◆ WHAT IS NEEDED
Every record gets copied exactly, and no picture goes with it.

◆ PROVIDED RECORDS
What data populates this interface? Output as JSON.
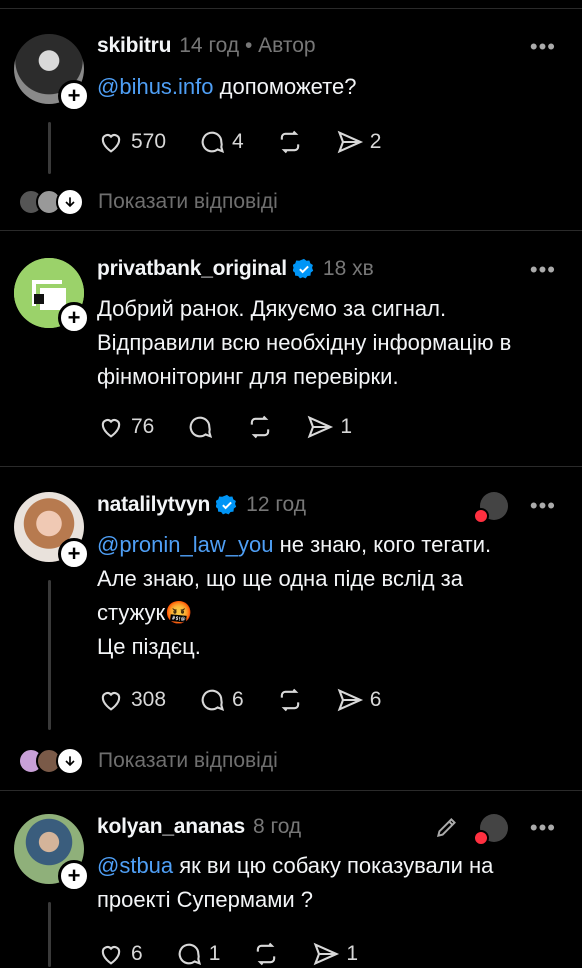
{
  "posts": [
    {
      "username": "skibitru",
      "meta": "14 год • Автор",
      "mention": "@bihus.info",
      "text_rest": " допоможете?",
      "likes": "570",
      "comments": "4",
      "shares": "2",
      "show_replies": "Показати відповіді"
    },
    {
      "username": "privatbank_original",
      "meta": "18 хв",
      "text": "Добрий ранок. Дякуємо за сигнал. Відправили всю необхідну інформацію в фінмоніторинг для перевірки.",
      "likes": "76",
      "shares": "1"
    },
    {
      "username": "natalilytvyn",
      "meta": "12 год",
      "mention": "@pronin_law_you",
      "text_rest": " не знаю, кого тегати.",
      "line2": "Але знаю, що ще одна піде вслід за",
      "line3": "стужук",
      "emoji": "🤬",
      "line4": "Це піздєц.",
      "likes": "308",
      "comments": "6",
      "shares": "6",
      "show_replies": "Показати відповіді"
    },
    {
      "username": "kolyan_ananas",
      "meta": "8 год",
      "mention": "@stbua",
      "text_rest": " як ви цю собаку показували  на",
      "line2": "проекті Супермами ?",
      "likes": "6",
      "comments": "1",
      "shares": "1"
    }
  ],
  "icons": {
    "more": "more-icon",
    "like": "heart-icon",
    "comment": "comment-icon",
    "repost": "repost-icon",
    "share": "share-icon",
    "follow": "plus-icon",
    "verified": "verified-icon"
  },
  "colors": {
    "background": "#000000",
    "text": "#f3f5f7",
    "muted": "#777777",
    "mention": "#4f9ff5",
    "verified": "#0095f6"
  }
}
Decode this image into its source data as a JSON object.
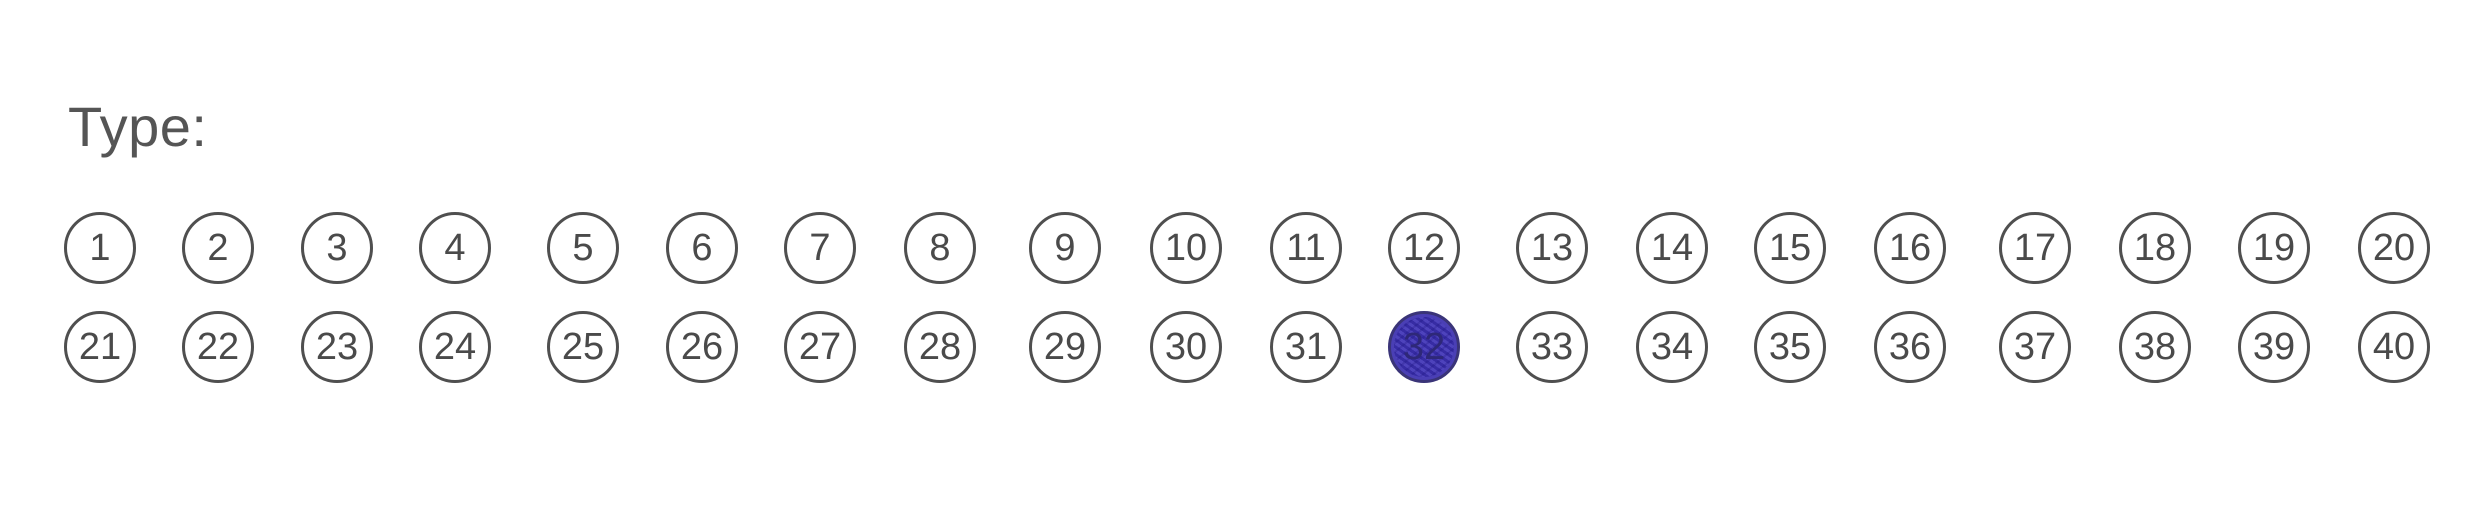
{
  "form": {
    "type_label": "Type:"
  },
  "bubbles": {
    "row1": [
      "1",
      "2",
      "3",
      "4",
      "5",
      "6",
      "7",
      "8",
      "9",
      "10",
      "11",
      "12",
      "13",
      "14",
      "15",
      "16",
      "17",
      "18",
      "19",
      "20"
    ],
    "row2": [
      "21",
      "22",
      "23",
      "24",
      "25",
      "26",
      "27",
      "28",
      "29",
      "30",
      "31",
      "32",
      "33",
      "34",
      "35",
      "36",
      "37",
      "38",
      "39",
      "40"
    ],
    "selected": "32",
    "fill_color": "#4a3fb5"
  }
}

◆ TASK ANSWER
What data populates this interface? Output as JSON.
{
  "posts": [
    {
      "username": "skibitru",
      "meta": "14 год • Автор",
      "mention": "@bihus.info",
      "text_rest": " допоможете?",
      "likes": "570",
      "comments": "4",
      "shares": "2",
      "show_replies": "Показати відповіді"
    },
    {
      "username": "privatbank_original",
      "meta": "18 хв",
      "text": "Добрий ранок. Дякуємо за сигнал. Відправили всю необхідну інформацію в фінмоніторинг для перевірки.",
      "likes": "76",
      "shares": "1"
    },
    {
      "username": "natalilytvyn",
      "meta": "12 год",
      "mention": "@pronin_law_you",
      "text_rest": " не знаю, кого тегати.",
      "line2": "Але знаю, що ще одна піде вслід за",
      "line3": "стужук",
      "emoji": "🤬",
      "line4": "Це піздєц.",
      "likes": "308",
      "comments": "6",
      "shares": "6",
      "show_replies": "Показати відповіді"
    },
    {
      "username": "kolyan_ananas",
      "meta": "8 год",
      "mention": "@stbua",
      "text_rest": " як ви цю собаку показували  на",
      "line2": "проекті Супермами ?",
      "likes": "6",
      "comments": "1",
      "shares": "1"
    }
  ],
  "icons": {
    "more": "more-icon",
    "like": "heart-icon",
    "comment": "comment-icon",
    "repost": "repost-icon",
    "share": "share-icon",
    "follow": "plus-icon",
    "verified": "verified-icon"
  },
  "colors": {
    "background": "#000000",
    "text": "#f3f5f7",
    "muted": "#777777",
    "mention": "#4f9ff5",
    "verified": "#0095f6"
  }
}
Decode this image into its source data as a JSON object.
{
  "form": {
    "type_label": "Type:"
  },
  "bubbles": {
    "row1": [
      "1",
      "2",
      "3",
      "4",
      "5",
      "6",
      "7",
      "8",
      "9",
      "10",
      "11",
      "12",
      "13",
      "14",
      "15",
      "16",
      "17",
      "18",
      "19",
      "20"
    ],
    "row2": [
      "21",
      "22",
      "23",
      "24",
      "25",
      "26",
      "27",
      "28",
      "29",
      "30",
      "31",
      "32",
      "33",
      "34",
      "35",
      "36",
      "37",
      "38",
      "39",
      "40"
    ],
    "selected": "32",
    "fill_color": "#4a3fb5"
  }
}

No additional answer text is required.